connected to a server that is operating at 100M bytes? Also the total output should not exceed 100 mW(20dbi)? Let's start with power. Transmit power output depends upon the size and RF characteristics of the building you need to cover, because that will determine the number of APs, channels, and need for antennas. In the US, the maximum power permitted in the 5.15-5.25 frequency band is 40 mW. Between 5.25-5.35, maximum power is 200 mW. Limits in other regulatory domains vary. To reduce interference and satisfy different regulatory constraints, IEEE 802.11h specifies transmit power control procedures. In other words, you'll probably be able to configure your 802.11a APs to reduce power output - but whether the result will actually meet your 100 mW limit depends on your WLAN layout.
Next, let's consider bandwidth. If you have 100 PCs sharing one server with a 100M bit/sec. interface, you might say that each PC needs 1M bit/sec. Even an 802.11b WLAN can provide 1M bit/sec. to one station, but of course not to 100 stations at the same time. But all 100 PCs are probably not accessing the server at once. You really need to define your requirements for number of simultaneous users and per-user throughput. For example, suppose you decide that any single user requires 2M bit/sec. with 25 users needing simultaneous access at any time. That's an aggregate throughput of 50M bit/sec.

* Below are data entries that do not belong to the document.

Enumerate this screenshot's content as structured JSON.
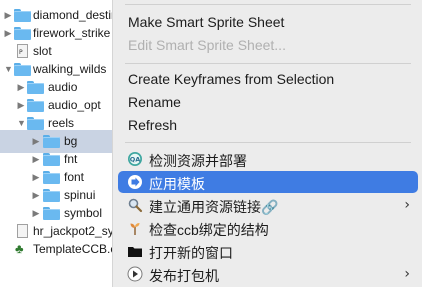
{
  "tree": {
    "items": [
      {
        "label": "diamond_destin",
        "type": "folder",
        "expanded": false
      },
      {
        "label": "firework_strike",
        "type": "folder",
        "expanded": false
      },
      {
        "label": "slot",
        "type": "file"
      },
      {
        "label": "walking_wilds",
        "type": "folder",
        "expanded": true
      },
      {
        "label": "audio",
        "type": "folder",
        "expanded": false
      },
      {
        "label": "audio_opt",
        "type": "folder",
        "expanded": false
      },
      {
        "label": "reels",
        "type": "folder",
        "expanded": true
      },
      {
        "label": "bg",
        "type": "folder",
        "expanded": false,
        "selected": true
      },
      {
        "label": "fnt",
        "type": "folder",
        "expanded": false
      },
      {
        "label": "font",
        "type": "folder",
        "expanded": false
      },
      {
        "label": "spinui",
        "type": "folder",
        "expanded": false
      },
      {
        "label": "symbol",
        "type": "folder",
        "expanded": false
      },
      {
        "label": "hr_jackpot2_sy",
        "type": "file"
      },
      {
        "label": "TemplateCCB.c",
        "type": "ccb"
      }
    ],
    "file_badge": "P"
  },
  "menu": {
    "items": [
      {
        "label": "Make Smart Sprite Sheet",
        "enabled": true
      },
      {
        "label": "Edit Smart Sprite Sheet...",
        "enabled": false
      },
      {
        "label": "Create Keyframes from Selection",
        "enabled": true
      },
      {
        "label": "Rename",
        "enabled": true
      },
      {
        "label": "Refresh",
        "enabled": true
      },
      {
        "label": "检测资源并部署",
        "icon": "qa-badge-icon"
      },
      {
        "label": "应用模板",
        "icon": "template-arrow-icon",
        "highlighted": true
      },
      {
        "label": "建立通用资源链接🔗",
        "icon": "magnifier-icon",
        "submenu": true
      },
      {
        "label": "检查ccb绑定的结构",
        "icon": "sprout-icon"
      },
      {
        "label": "打开新的窗口",
        "icon": "folder-black-icon"
      },
      {
        "label": "发布打包机",
        "icon": "publish-icon",
        "submenu": true
      }
    ],
    "qa_text": "QA",
    "submenu_glyph": "›"
  },
  "colors": {
    "highlight": "#3f7ce3",
    "selected_row": "#c9d3e3",
    "folder": "#6ab9f0",
    "menu_bg": "#ececec"
  }
}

Now, how do you know whether your 802.11a WLAN can support this? Standard 802.11a data rates range from 6 to 54M bit/sec. But data rate varies with distance, so again the answer depends upon your actual WLAN layout. How far your stations are from your APs will directly impact throughput, and effective application throughput is about half the data rate. Conduct a site survey to determine the effective throughput delivered to each station, laying out APs so that every station receives the per-user throughput that you require. Finally, consider number of users per AP - stations using the same channel share the aggregate bandwidth provided by that channel.
Dig Deeper on Wireless LAN Implementation
Related Q&A from Lisa Phifer
Learn the difference between a site-to-site VPN and a remote-access VPN, as well as the protocols used for each one.continue reading
Need to send an email, check your flight's status or get ready for a presentation? You can do it all on your smartwatch, thanks to a slew of Apple ...continue reading
New and improved management features have made Android devices more suitable for enterprise use, and API and EMM tools can streamline the device ...continue reading
Have a question for an expert?
Please add a title for your question
Get answers from a TechTarget expert on whatever's puzzling you.